● **What the exercise asks**: Wherever a line holds the word "Okul", copy that line from the data.

● **Records supplied**:
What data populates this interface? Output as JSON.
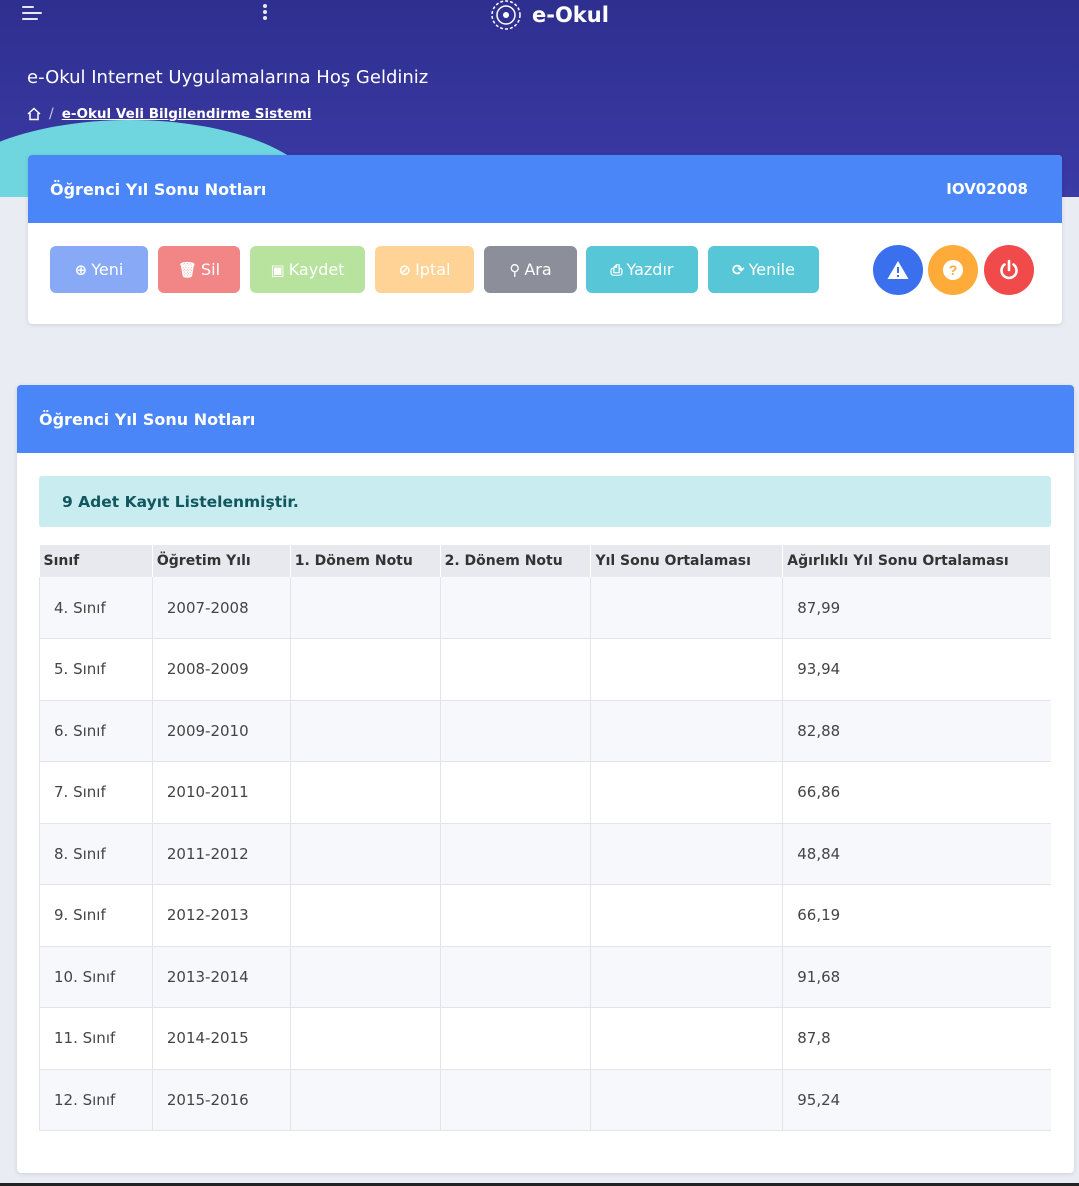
{
  "header": {
    "brand": "e-Okul",
    "welcome": "e-Okul Internet Uygulamalarına Hoş Geldiniz",
    "breadcrumb": "e-Okul Veli Bilgilendirme Sistemi"
  },
  "top_card": {
    "title": "Öğrenci Yıl Sonu Notları",
    "code": "IOV02008",
    "buttons": {
      "yeni": "Yeni",
      "sil": "Sil",
      "kaydet": "Kaydet",
      "iptal": "Iptal",
      "ara": "Ara",
      "yazdir": "Yazdır",
      "yenile": "Yenile"
    },
    "colors": {
      "yeni": "#87a9f6",
      "sil": "#f28585",
      "kaydet": "#b7e39e",
      "iptal": "#ffd295",
      "ara": "#8c8f99",
      "yazdir": "#57c6d6",
      "yenile": "#57c6d6",
      "warning": "#3a70ee",
      "help": "#ffab3a",
      "power": "#f04a4a"
    }
  },
  "list_card": {
    "title": "Öğrenci Yıl Sonu Notları",
    "alert": "9 Adet Kayıt Listelenmiştir.",
    "columns": [
      "Sınıf",
      "Öğretim Yılı",
      "1. Dönem Notu",
      "2. Dönem Notu",
      "Yıl Sonu Ortalaması",
      "Ağırlıklı Yıl Sonu Ortalaması"
    ],
    "rows": [
      [
        "4. Sınıf",
        "2007-2008",
        "",
        "",
        "",
        "87,99"
      ],
      [
        "5. Sınıf",
        "2008-2009",
        "",
        "",
        "",
        "93,94"
      ],
      [
        "6. Sınıf",
        "2009-2010",
        "",
        "",
        "",
        "82,88"
      ],
      [
        "7. Sınıf",
        "2010-2011",
        "",
        "",
        "",
        "66,86"
      ],
      [
        "8. Sınıf",
        "2011-2012",
        "",
        "",
        "",
        "48,84"
      ],
      [
        "9. Sınıf",
        "2012-2013",
        "",
        "",
        "",
        "66,19"
      ],
      [
        "10. Sınıf",
        "2013-2014",
        "",
        "",
        "",
        "91,68"
      ],
      [
        "11. Sınıf",
        "2014-2015",
        "",
        "",
        "",
        "87,8"
      ],
      [
        "12. Sınıf",
        "2015-2016",
        "",
        "",
        "",
        "95,24"
      ]
    ]
  }
}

● **Task response**:
    "brand": "e-Okul",
    "welcome": "e-Okul Internet Uygulamalarına Hoş Geldiniz",
    "breadcrumb": "e-Okul Veli Bilgilendirme Sistemi"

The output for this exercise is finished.